- **Directions**
The required output is the complete data, repeated without alteration.

###

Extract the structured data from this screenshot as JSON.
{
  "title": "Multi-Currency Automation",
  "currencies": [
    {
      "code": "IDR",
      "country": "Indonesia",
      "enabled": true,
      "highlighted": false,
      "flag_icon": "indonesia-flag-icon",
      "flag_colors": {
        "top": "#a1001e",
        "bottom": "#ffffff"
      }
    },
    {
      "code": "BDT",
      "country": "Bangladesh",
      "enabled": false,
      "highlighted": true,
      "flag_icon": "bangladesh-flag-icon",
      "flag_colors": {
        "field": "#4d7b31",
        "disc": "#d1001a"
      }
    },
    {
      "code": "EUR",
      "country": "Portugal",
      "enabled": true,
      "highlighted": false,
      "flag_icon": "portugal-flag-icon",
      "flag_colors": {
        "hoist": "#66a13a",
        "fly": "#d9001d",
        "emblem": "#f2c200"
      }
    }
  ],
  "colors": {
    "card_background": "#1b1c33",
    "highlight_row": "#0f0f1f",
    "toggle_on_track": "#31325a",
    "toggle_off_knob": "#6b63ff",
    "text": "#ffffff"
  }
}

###

- **Response to this exercise**
Extract the structured data from this screenshot as JSON.
{
  "title": "Multi-Currency Automation",
  "currencies": [
    {
      "code": "IDR",
      "country": "Indonesia",
      "enabled": true,
      "highlighted": false,
      "flag_icon": "indonesia-flag-icon",
      "flag_colors": {
        "top": "#a1001e",
        "bottom": "#ffffff"
      }
    },
    {
      "code": "BDT",
      "country": "Bangladesh",
      "enabled": false,
      "highlighted": true,
      "flag_icon": "bangladesh-flag-icon",
      "flag_colors": {
        "field": "#4d7b31",
        "disc": "#d1001a"
      }
    },
    {
      "code": "EUR",
      "country": "Portugal",
      "enabled": true,
      "highlighted": false,
      "flag_icon": "portugal-flag-icon",
      "flag_colors": {
        "hoist": "#66a13a",
        "fly": "#d9001d",
        "emblem": "#f2c200"
      }
    }
  ],
  "colors": {
    "card_background": "#1b1c33",
    "highlight_row": "#0f0f1f",
    "toggle_on_track": "#31325a",
    "toggle_off_knob": "#6b63ff",
    "text": "#ffffff"
  }
}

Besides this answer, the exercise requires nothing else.